“This is different than the usual respiratory opioid overdose where there’s a gradual decrease in the breathing rate and a gradual decrease in how much air is going in and out of the lungs,” Salsitz explained.
“With those cases, some may survive for an hour or longer, allowing time for someone to administer naloxone or to get the patient to the emergency room,” he said. “But with this, breathing stops and people can die within minutes.
“I think that this is one of the reasons that fentanyl deaths keep going up despite more and more naloxone availability out there,” he said.
Clearance May Take Longer
In toxicology testing for fentanyl, clinicians should also note the important difference between fentanyl and other opioids — that fentanyl, because of its high lipophilicity, may be detected in urine toxicology testing up to 3 weeks after last use. This is much longer than the 2- to 4-day clearance observed with other opioids, possibly causing patients to continue to test positive for the drug weeks after cessation.

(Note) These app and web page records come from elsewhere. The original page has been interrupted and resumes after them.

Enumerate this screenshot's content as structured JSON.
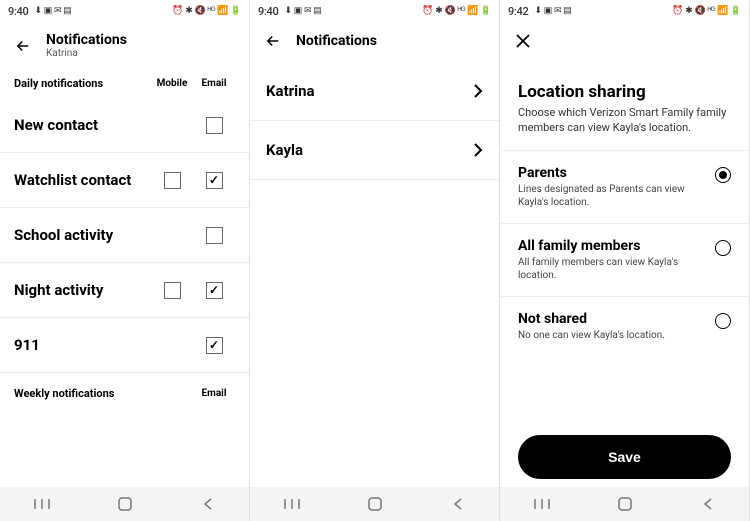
{
  "status": {
    "time1": "9:40",
    "time2": "9:40",
    "time3": "9:42"
  },
  "s1": {
    "title": "Notifications",
    "subtitle": "Katrina",
    "section": "Daily notifications",
    "col_mobile": "Mobile",
    "col_email": "Email",
    "rows": [
      {
        "label": "New contact"
      },
      {
        "label": "Watchlist contact"
      },
      {
        "label": "School activity"
      },
      {
        "label": "Night activity"
      },
      {
        "label": "911"
      }
    ],
    "weekly_label": "Weekly notifications",
    "weekly_col": "Email"
  },
  "s2": {
    "title": "Notifications",
    "people": [
      {
        "name": "Katrina"
      },
      {
        "name": "Kayla"
      }
    ]
  },
  "s3": {
    "title": "Location sharing",
    "desc": "Choose which Verizon Smart Family family members can view Kayla's location.",
    "options": [
      {
        "title": "Parents",
        "desc": "Lines designated as Parents can view Kayla's location.",
        "selected": true
      },
      {
        "title": "All family members",
        "desc": "All family members can view Kayla's location.",
        "selected": false
      },
      {
        "title": "Not shared",
        "desc": "No one can view Kayla's location.",
        "selected": false
      }
    ],
    "save": "Save"
  }
}
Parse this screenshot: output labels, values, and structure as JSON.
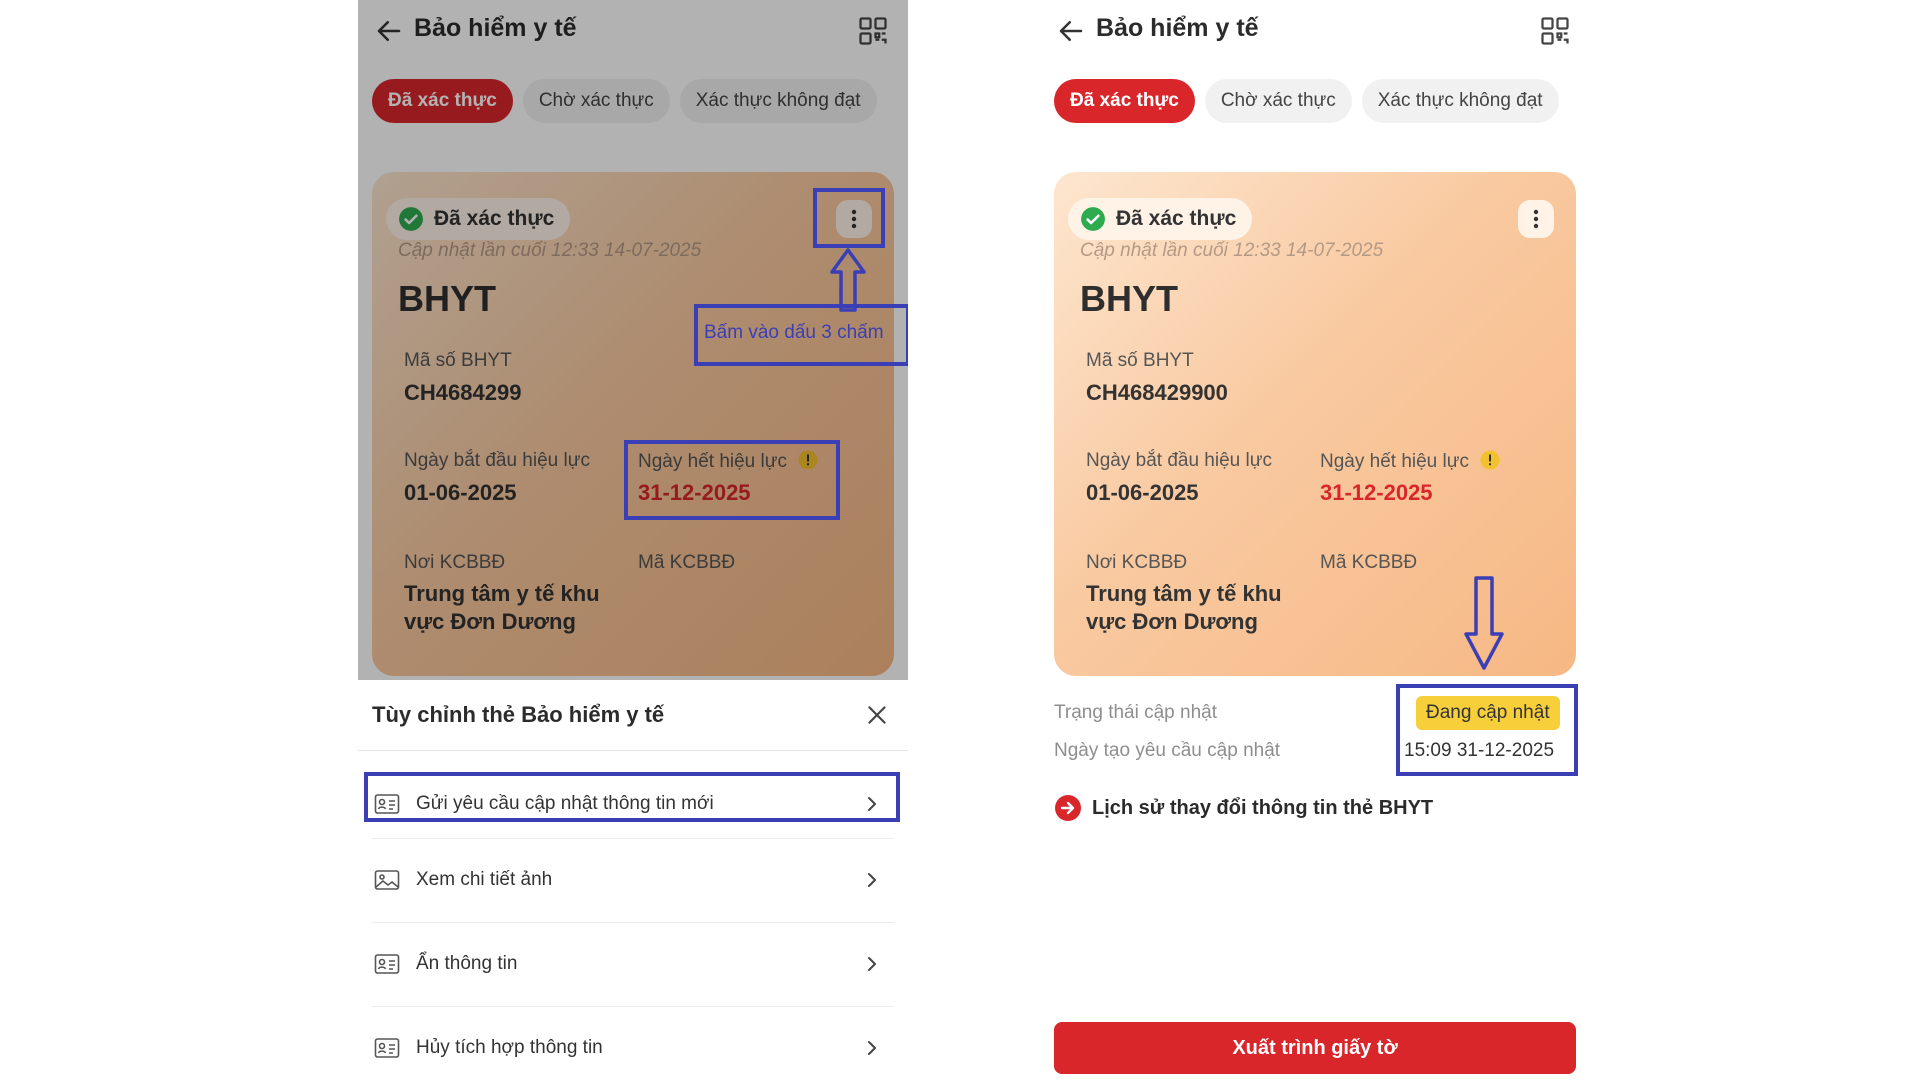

This effect was observed in one recent study of 12 opioid use disorder patients in a residential treatment program who had previously been exposed to daily fentanyl.
The study showed the mean amount of time of fentanyl clearance was 2 weeks, with a range of 4-26 days after last use.
The authors pointed out that the findings “might explain recent reports of difficulty in buprenorphine inductions for persons who use fentanyl, and point to a need to better understand the pharmacokinetics of fentanyl in the context of opioid withdrawal in persons who regularly use fentanyl.”
Though the study was small, Salsitz said “that’s not a stumbling block to the important finding that, with regular use of fentanyl, the drug may stay in the urine for a long time.”
Salsitz noted that similar observations have been made at his center, with clinicians logically assuming that patients were still somehow getting fentanyl.
“When we initially found this in patients, we thought that they were using on the unit, perhaps that they brought in the fentanyl, because otherwise how could it stay in the urine that long,” he noted. “But fentanyl appears to be more lipophilic and gets into the fat; it’s then excreted very slowly and then stays in the urine.”
Salsitz said most practitioners think of fentanyl as a short-acting drug, so “it’s important to realize that people may continue to test positive and it should be thought of as a long-acting opioid.”
Opiate Screening Tests Don’t Work
Salsitz warned of another misconception in fentanyl testing — the common mistake of assuming that fentanyl should show up in a test for opiates — when in fact fentanyl is not, technically, an opiate.
“The word opiate only refers to morphine, codeine, heroin and sometimes hydrocodone,” he explained. “Other opioids are classified as semisynthetic, such as oxycodone, or synthetics, such as fentanyl and methadone, buprenorphine.”
“In order to detect the synthetics, you must have a separate strip for each one of those drugs. They will not show up positive on a screen for opiates,” he noted.
The belief that fentanyl and other synthetic and semisynthetic opioids will show positive on an opiate screen is a common misconception, he said. “The misunderstanding in toxicology interpretation is a problem for many practitioners, [but] it’s essential to understand because otherwise false assumptions about the patient will be considered.”
Another important testing misreading can occur with the antidepressant drug trazodone, which Salsitz cautioned may falsely test as positive for fentanyl on immunoassays.
“Trazodone is very commonly used in addiction treatment centers, but it can give a false positive on the fentanyl immunoassay and we’ve had a number of those cases,” he said.
Salsitz had no disclosures to report. The Psychopharmacology Update was sponsored by Medscape Live. Medscape Live and this news organization are owned by the same parent company.
This article originally appeared on MDedge.com, part of the Medscape Professional Network.